Marion Fulk: Piece by piece. Most of us keep learning, and our eyes and tastes keep evolving. I go to museum shows and artist studios as often as possible, and read monographs and books on our field regularly. AJF’s website is a wonderful resource—lots of great information and images. I love going to Schmuck show in Germany and seeing so much jewelry. There’s more to look at there than even I can stand.
Do you see the value of your pieces as pleasure, investment, both?
Marion Fulk: Ideally, the pieces would go up in value. But I bought them because I loved them, not as investments. I buy stocks to make money; I buy jewelry because it is beautiful, it speaks to me and I want to wear it.
Some collectors are reluctant to wear their jewelry pieces. You frequently wear yours. Do you believe that wearing them gives a true meaning to jewelry as adornment, or does it devaluate them as pieces of art?
Marion Fulk: Jewelry is to be worn. I recognize that wearing the pieces can lead to damage, which leads to devaluation (don’t ask how many pieces I’ve dropped while holding them). But to me, jewelry is art that goes on the body. If it doesn’t work on the body, then it’s not jewelry. I’m very picky about clasps for that reason. If I can’t get a piece on or off, then I can’t wear it, so why would I want it? If it can’t be worn, it’s not jewelry.
There seems to be increased competition among the art jewelry collectors concerning top works by established makers. What do you think about this competitiveness? Does it change your selection and decision-making process in acquiring a piece?
Marion Fulk: I think it’s great that people are competing for art jewelry.

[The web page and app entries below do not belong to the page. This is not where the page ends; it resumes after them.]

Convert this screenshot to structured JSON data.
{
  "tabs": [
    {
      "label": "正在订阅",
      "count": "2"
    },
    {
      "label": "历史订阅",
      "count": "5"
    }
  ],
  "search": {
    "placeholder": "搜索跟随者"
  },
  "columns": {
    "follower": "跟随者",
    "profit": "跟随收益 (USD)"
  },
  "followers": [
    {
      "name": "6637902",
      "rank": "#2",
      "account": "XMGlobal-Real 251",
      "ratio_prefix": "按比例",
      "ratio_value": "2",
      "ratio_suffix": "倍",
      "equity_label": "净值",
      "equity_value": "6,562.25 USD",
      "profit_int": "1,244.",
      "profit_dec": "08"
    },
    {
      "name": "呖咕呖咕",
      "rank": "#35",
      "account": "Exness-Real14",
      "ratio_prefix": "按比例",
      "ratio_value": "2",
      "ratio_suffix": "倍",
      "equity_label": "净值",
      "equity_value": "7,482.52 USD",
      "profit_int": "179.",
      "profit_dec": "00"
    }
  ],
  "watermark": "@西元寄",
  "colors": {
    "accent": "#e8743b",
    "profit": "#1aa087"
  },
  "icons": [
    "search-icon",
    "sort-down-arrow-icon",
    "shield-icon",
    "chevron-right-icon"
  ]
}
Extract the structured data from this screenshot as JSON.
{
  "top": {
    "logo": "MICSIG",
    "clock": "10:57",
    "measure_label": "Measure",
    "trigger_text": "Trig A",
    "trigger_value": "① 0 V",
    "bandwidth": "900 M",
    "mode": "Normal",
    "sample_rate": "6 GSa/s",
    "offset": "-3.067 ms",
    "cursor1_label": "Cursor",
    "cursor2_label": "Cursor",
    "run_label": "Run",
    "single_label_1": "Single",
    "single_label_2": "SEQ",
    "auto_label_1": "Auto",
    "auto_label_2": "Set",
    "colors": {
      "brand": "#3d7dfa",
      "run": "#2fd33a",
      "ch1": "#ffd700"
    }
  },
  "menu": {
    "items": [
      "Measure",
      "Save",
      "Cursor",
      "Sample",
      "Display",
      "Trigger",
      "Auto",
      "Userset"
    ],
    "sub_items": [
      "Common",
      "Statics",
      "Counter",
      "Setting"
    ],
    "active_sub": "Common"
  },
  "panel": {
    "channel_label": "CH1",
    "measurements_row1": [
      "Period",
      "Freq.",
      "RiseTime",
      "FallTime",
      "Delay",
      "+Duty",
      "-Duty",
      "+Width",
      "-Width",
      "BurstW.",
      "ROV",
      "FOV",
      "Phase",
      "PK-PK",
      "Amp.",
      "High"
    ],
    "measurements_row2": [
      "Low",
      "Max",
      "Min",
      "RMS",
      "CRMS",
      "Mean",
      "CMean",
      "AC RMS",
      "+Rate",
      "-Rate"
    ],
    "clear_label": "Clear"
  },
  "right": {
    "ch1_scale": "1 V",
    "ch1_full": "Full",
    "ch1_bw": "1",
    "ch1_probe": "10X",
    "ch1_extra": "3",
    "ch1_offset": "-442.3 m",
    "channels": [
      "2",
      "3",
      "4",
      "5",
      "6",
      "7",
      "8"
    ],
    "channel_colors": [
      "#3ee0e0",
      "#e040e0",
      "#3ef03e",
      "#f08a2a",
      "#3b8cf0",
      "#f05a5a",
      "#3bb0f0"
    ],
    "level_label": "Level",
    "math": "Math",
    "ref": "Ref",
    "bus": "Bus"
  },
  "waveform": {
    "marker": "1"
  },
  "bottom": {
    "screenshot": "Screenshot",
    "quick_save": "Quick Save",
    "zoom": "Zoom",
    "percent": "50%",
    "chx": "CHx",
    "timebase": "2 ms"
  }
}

Why wouldn’t we all want the best pieces? Fortunately, the majority of us aren’t belligerent … if someone buys the piece I want, I try not to fret too much—as long as she loves it as much as I would have!
If another collector wants to deaccession a work you particularly like, would you consider buying it from them? Do you think the art jewelry market has the infrastructure to support a second market?
Marion Fulk: Yes, and call me first if you have a wonderful piece to sell! Do not hesitate! And yes, I would like to see a strong secondary market … I might part with a few pieces I own to make way for some bigger, better work.
You are a businesswoman. From a business perspective, where do you see the strengths and weaknesses of the jewelry collectors market? How do you see this market developing in the next 20 years?
Marion Fulk: It’s a fragmented market … I don’t think there is good pricing, especially in resale. I hope in the next 20 years there is a larger, more efficient secondary market. I love the tight spreads of the NY Stock Exchange … a good model.
Is there a piece in your collection that is most significant to you, and why?
Marion Fulk: Yes, a piece made by Jennifer Trask. I call it The Wedding Necklace, because she made it for my wedding, in 2009. (She has another name for it: Allegory.) It is big, and beautiful, and amazing. It’s probably one of the two best pieces she has made (and I own the other one, too). So it’s the most significant because it’s gorgeous, and because I wore it first on an important occasion. The most recent event to which I wore it was Jennifer’s own wedding, in June 2015. Maybe I should rename it The Double Wedding Necklace.
How did you find out about Art Jewelry Forum, and what made you join the group?
Marion Fulk: I don’t remember how I learned of AJF; maybe at a fair many years ago. Probably Susan Cummins was responsible for roping me in. It’s been a wonderful organization to be part of. Thank you, Susan!
You have been part of AJF trips; what have you taken away from them?
Marion Fulk: Hah! Usually a lot of jewelry! I’ve really enjoyed each trip I’ve been on. I’ve made really good friends through AJF, and the trips give me the opportunity to spend time with them, because most live outside of Arkansas. The trips have also been wonderful ways to get to know more artists and different cities around the world. And I have come back from each trip with many new treasures.
Homepage image: Marion Fulk wearing pieces by Gerd Rothmann, photo: Laura Smoller